A cross-party drive to identify EU regulations that can be quickly amended as part of the Brexit process will make housing construction its initial focus, it has emerged.
Former Cabinet Office minister Oliver Letwin last week launched the Red Tape Initiative, which aims to find “quick wins” that can be implemented to help UK business improve productivity as part of the Brexit process.
In a subsequent interview with Whitehall magazine Civil Service World, former minister Letwin said he envisaged the programme would conduct around 10 sector-specific inquiries over the next two years, with the first looking at lifting burdens on the housebuilding sector.
That inquiry is set to begin in June, and will feature input from the Home Builders Federation, as well as other industry groups, Letwin said. The second inquiry will look into burdens on infrastructure construction and is due to start later in the summer.
The HBF told Building that it was too early to be specific about EU regulations that it wanted to see removed in the interest of helping the industry, but said members would be consulted.
Director of external affairs John Slaughter said: “‘We will be looking at a range of EU financial, technical and environmental requirements to see how unnecessary rules for achieving public policy objectives can be cut back for the future.”
Letwin told CSW that the Red Tape Initiative was designed to sit between the proposed Great Repeal Bill, which will repatriate EU law when the UK formally leaves the European Union, and future trade deals that will be negotiated to underpin a new relationship with the remaining 27 member states.
He said the initiative would provide recommendations to government, and it would then be up to ministers to decide how to proceed, but that the expectation would be that any regulation changes would relate to domestic industry and not impact on Brexit negotiations.

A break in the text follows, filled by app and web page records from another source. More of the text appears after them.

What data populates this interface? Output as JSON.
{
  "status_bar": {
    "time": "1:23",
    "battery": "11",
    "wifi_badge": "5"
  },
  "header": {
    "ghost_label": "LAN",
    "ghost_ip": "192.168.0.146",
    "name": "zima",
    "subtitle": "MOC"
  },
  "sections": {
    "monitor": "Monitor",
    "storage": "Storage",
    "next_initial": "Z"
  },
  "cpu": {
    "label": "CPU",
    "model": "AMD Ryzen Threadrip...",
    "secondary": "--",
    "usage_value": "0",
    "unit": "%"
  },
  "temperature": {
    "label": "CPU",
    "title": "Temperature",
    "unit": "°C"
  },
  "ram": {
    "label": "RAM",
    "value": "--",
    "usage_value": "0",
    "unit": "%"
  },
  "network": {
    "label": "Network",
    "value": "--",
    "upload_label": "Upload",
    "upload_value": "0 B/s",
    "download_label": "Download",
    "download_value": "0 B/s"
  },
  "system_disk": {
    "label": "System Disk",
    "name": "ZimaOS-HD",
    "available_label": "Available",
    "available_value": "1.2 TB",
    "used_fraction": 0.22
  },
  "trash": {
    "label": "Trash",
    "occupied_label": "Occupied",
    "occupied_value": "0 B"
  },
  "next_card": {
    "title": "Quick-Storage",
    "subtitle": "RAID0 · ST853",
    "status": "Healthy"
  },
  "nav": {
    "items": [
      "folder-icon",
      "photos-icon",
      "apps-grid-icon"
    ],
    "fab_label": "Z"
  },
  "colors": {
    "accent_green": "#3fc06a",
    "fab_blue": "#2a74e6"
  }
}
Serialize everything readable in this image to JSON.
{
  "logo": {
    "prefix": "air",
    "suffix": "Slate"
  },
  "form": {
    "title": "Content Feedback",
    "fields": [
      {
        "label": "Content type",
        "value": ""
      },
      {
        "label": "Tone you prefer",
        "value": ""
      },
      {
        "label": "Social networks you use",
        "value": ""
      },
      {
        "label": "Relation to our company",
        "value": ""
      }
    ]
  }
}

Changes to the EU Wild Birds Directive and the Habitats Directive are likely to be areas of interest to housebuilders, but it is unclear whether they would meet the initiative’s criteria for consideration.